## THE DATA:
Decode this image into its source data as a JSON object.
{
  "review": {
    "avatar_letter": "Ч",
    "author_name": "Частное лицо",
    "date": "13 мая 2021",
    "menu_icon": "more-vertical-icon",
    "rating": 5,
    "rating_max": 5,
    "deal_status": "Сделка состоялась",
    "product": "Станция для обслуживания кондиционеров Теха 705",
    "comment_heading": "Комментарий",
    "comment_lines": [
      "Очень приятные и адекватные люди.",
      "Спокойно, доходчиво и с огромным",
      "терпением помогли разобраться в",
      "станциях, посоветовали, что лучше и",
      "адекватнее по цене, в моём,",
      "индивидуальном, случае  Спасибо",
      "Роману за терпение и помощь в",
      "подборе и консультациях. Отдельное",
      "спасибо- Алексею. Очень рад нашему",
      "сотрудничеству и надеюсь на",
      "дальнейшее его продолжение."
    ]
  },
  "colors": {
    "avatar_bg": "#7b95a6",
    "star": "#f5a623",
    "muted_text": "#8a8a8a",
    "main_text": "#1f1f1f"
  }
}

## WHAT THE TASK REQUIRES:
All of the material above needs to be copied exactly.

## ANSWER:
Decode this image into its source data as a JSON object.
{
  "review": {
    "avatar_letter": "Ч",
    "author_name": "Частное лицо",
    "date": "13 мая 2021",
    "menu_icon": "more-vertical-icon",
    "rating": 5,
    "rating_max": 5,
    "deal_status": "Сделка состоялась",
    "product": "Станция для обслуживания кондиционеров Теха 705",
    "comment_heading": "Комментарий",
    "comment_lines": [
      "Очень приятные и адекватные люди.",
      "Спокойно, доходчиво и с огромным",
      "терпением помогли разобраться в",
      "станциях, посоветовали, что лучше и",
      "адекватнее по цене, в моём,",
      "индивидуальном, случае  Спасибо",
      "Роману за терпение и помощь в",
      "подборе и консультациях. Отдельное",
      "спасибо- Алексею. Очень рад нашему",
      "сотрудничеству и надеюсь на",
      "дальнейшее его продолжение."
    ]
  },
  "colors": {
    "avatar_bg": "#7b95a6",
    "star": "#f5a623",
    "muted_text": "#8a8a8a",
    "main_text": "#1f1f1f"
  }
}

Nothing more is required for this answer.